This short exchange fits into a continued pattern of keeping the public at arms length with respect to the arena proposal. Nowhere in the communications between Mr. Hunter and Mr. Jones – which wouldn’t even be public if not for a lawsuit and court order within that lawsuit – is there any suggestion of ensuring or soliciting public involvement.

According to Doug Carstens, a lawyer suing the City on behalf of an Inglewood community group, the conversation between Mr. Hunter and Mr. Jones proves the City breached a 1953 California transparency law known as the Brown Act.

In a March 15 letter to Jackie Lacey, the Los Angeles County District Attorney, Carstens requested the office investigate Brown Act violations.

“The violations of the Brown Act were so egregious it didn’t seem like we could just let them go,” he said in a phone interview. “It seemed like something the DA should be involved in.”
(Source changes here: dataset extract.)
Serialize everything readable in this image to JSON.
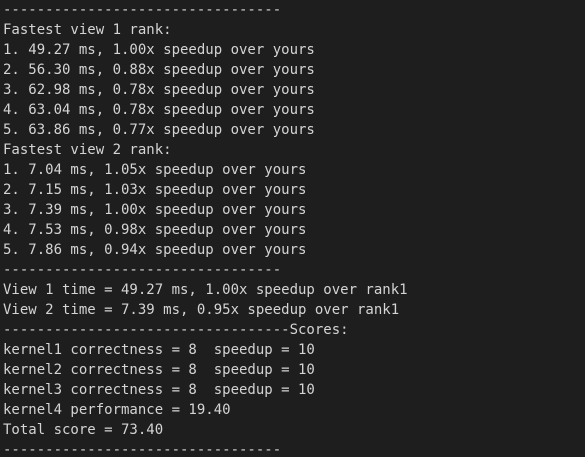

“One of the core principles of the Brown Act is that the public has a right to hear and discuss anything that a legislative body subject to the Brown Act is going to discuss … If the goal here was to make sure the public didn’t know what they were actually going to talk about … that’s contrary to the letter and the spirit of the Brown Act.” – David Snyder, First Amendment Coalition
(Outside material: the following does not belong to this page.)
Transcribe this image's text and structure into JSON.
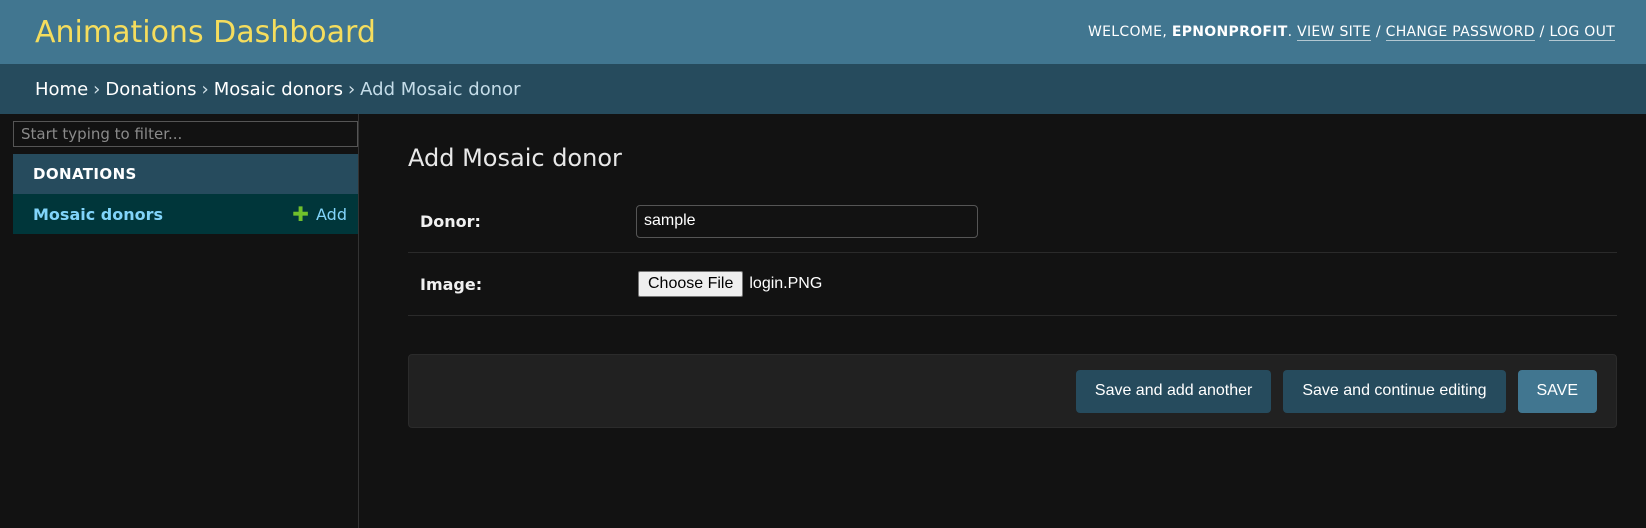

Among other provisions, the Brown Act requires city meeting agenda descriptions to “give the public a fair chance to participate … by providing the public with more than mere clues from which they must then guess or surmise the essential nature of the business to be considered by a local agency.” Carstens argues Inglewood willfully obfuscated the purpose of the June 15 2017 meeting to ensure as little public scrutiny as possible.

David Snyder, executive director of the First Amendment Coalition who has pursued many Brown Act suits, says there’s a strong case to be made.

“The Brown Act is clear in that agenda items have to be described in a way that is both accurate and not misleading,” he told me by phone. “The fact that this agenda item doesn’t mention anything about the NBA, or an arena, or the Clippers, or any of the [items] that are actually at issue here makes it misleading.”

It’s not the first time Inglewood has come under scrutiny related to the Brown Act. In fact, the same DA who received Mr. Carstens allegations penned a 2013 letter to the Inglewood City Council informing the Council that Mayor Butts had violated the Brown Act by unlawfully removing members of the public from council meetings simply for disagreeing with the Mayor’s opinions.

Despite a documented history of Brown Act violations by the Inglewood city government, Mr. Snyder believes it’s unlikely the District Attorney’s office will follow through with any significant action.

“I don’t know of a single instance where a DA has brought charges based on the Brown Act,” he said. “It is authorized under the law, but to my knowledge it’s never happened.”

Mr. Snyder said the letter to the DA may just be a form of “saber-rattling.”

For his part, Mr. Carstens said he simply hopes the DA will provide “accountability” in whatever form they deem most appropriate.

Beyond criminal proceedings, Inglewood could be held accountable in civil court. But since a Brown Act suit must be brought within 90 days of the alleged violation, it seems to be too late for such a case.

Regardless, Mr. Snyder believes the letter is purposeful and important.

“It’s good to bring to the public’s attention Brown Act violations,” he said. “Even after the window for civil litigation has passed that doesn’t mean the window for criticizing the city government has passed.”

*Correction: An earlier version of this article referred to the First Amendment Coalition executive director as Dan Snyder. His name is David Snyder.*